Then, there is FamilySearch.org, supplied through the Genealogy Library at the Church of Jesus Christ of Latter Day Saints in Salt Lake City. It's a free service and your postings will be available for free for as long as the Church remains. 
However, as in all research, do not trust all information posted by others. Do your own research and be happy with what you feel is correct.

Friday, September 22, 2017

Someone Online Has Already Traced My Family Tree. Can I Just Plug In Their Info?

Be careful.!

What I have learned is that many people copy incorrect information and plugged in incorrect ancestors. Others, believing that they have hit the mother lode, repeatedly copy and paste all this incorrect information into their software. In time, no one knows what is correct or incorrect and the mistakes are all over the internet.

If you do choose to copy someone else's research, continue to trace each individual you brought across for yourself. Be sure YOU feel that they are correct. You may discover there are discrepancies in the tree.

Monday, September 18, 2017

I Can Find Them In Every Other Census; Why Can't I Find Them in 1880?

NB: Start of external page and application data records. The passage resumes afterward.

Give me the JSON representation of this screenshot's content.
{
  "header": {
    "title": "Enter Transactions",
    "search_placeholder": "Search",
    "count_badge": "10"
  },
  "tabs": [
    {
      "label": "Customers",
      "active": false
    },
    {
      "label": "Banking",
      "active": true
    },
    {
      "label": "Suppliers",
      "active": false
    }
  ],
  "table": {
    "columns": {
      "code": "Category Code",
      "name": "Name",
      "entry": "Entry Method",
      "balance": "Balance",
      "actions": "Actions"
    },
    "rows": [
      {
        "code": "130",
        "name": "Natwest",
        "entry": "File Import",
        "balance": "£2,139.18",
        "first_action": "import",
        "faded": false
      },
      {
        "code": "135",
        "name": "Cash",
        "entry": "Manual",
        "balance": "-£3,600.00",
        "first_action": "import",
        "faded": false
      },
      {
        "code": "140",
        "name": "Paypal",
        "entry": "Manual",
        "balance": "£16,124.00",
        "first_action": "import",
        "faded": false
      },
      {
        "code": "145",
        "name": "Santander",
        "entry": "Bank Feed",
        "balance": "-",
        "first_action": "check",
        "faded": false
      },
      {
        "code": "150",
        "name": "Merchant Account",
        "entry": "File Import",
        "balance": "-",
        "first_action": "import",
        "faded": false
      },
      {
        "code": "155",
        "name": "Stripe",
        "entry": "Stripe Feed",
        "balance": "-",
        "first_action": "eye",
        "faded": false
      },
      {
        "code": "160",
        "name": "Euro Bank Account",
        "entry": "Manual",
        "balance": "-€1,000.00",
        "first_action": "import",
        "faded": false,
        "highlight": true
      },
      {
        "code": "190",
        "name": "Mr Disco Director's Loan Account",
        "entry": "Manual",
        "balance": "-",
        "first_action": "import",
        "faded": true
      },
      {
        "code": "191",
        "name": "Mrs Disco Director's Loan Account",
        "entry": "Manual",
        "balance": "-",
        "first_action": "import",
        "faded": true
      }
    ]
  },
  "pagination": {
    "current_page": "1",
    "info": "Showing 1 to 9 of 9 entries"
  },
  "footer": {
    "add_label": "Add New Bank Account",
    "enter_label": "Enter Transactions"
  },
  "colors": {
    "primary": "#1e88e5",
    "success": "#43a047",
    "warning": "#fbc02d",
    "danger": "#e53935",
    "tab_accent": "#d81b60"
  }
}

Naturally, 1880 was a hypothetical situation. But we all have them - families that we can find down through the ages, and then one year, they disappear.

This can be attributed to several things. One, they moved. They left one place before the Census Taker showed up, and arrived at their new home after the Census Taker had been there. Of course, that knocks 10 years out of the research.

Or, the Census Taker got lazy. Yes, it appeared that the longer a Census Taker was on the beat, the more apt some just got lazy. Now, we have nothing but initials, and not always the right ones.

So, if you have a relative named something like Isaac John Anderson, try searching I J Anderson and see what happens. 

Another approach to finding your grandparents (If you can't find them under their names) is search their childrens' names. And choose the child with the least popular name.

You may discover that in this census, the grandparents went by their middle or pet names. Instead of Isaac and Catherine, they are now John and Martha. Isn't that fun? However, by lining up the children's names and approximate ages, you'll know you've found the family. 

The odds of finding people with the exact same children, with the same names, born in the same years, is pretty rare.

Friday, September 15, 2017

Can I Leave Out Information In My Family Tree Because He Was An Idiot!?

There's several different camps when it comes to this topic. You'll have to decide how that will ultimately affect your future generations.

In this world of being politically correct and being seen by the world as perfect, we are chiseling away at our history, our stories, and inappropriately judging past behavior by our 21st century viewpoints.

Ask any genealogist and they'll tell you the cursed phrase of all times - "You don't need to know that." It was generally spoken by our grandparents, and now that they are gone, it takes all our fiber and being to discover key connections we may never find.

Personally speaking, a short marriage that generated no children, or impacted yours or others' personal history, is up to you to report.

On the other hand, if you're really trying to hide a family connection, remember, NO WAY in 1798, did your ancestor imagine that in the future, a little slim book-like box on your table top would reveal his secrets.

You can provide names of blood-relations in your family tree without going into detail about why they irritated the fire out of you, your mother, or your grandparents. Your grandchildren will one day thank you for providing the connections.